Material supplied |
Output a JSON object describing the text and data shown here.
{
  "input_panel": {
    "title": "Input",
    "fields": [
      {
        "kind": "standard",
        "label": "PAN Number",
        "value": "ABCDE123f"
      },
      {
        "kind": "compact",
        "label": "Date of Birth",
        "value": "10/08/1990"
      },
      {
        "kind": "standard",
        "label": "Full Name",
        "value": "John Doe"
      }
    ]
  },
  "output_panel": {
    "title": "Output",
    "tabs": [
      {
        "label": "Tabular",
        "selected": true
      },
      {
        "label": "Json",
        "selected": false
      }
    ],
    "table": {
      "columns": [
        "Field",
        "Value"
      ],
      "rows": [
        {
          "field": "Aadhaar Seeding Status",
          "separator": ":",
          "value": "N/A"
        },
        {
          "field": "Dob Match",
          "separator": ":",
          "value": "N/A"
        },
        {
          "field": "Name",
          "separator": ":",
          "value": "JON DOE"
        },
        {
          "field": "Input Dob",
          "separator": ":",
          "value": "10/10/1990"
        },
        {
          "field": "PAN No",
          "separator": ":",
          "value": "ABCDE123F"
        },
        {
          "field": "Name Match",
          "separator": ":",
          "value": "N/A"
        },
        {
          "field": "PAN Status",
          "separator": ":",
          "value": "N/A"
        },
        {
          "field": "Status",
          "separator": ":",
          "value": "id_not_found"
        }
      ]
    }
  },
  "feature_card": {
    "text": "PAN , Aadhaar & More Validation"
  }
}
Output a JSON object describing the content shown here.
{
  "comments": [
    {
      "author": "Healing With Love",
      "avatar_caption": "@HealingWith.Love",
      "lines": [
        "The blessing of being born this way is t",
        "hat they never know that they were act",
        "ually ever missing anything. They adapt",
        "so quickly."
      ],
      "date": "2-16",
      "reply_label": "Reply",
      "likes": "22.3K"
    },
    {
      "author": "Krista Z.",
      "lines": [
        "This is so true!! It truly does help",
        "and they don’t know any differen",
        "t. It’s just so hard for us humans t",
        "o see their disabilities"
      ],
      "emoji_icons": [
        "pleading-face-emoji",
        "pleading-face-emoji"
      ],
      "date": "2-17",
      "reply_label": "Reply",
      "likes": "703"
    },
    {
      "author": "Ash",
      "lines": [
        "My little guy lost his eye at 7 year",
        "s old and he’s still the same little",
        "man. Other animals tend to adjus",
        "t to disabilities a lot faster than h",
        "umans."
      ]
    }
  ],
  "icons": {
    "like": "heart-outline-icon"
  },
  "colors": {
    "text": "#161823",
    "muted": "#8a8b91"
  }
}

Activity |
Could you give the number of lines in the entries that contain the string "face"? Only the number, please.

Solution for this task |
2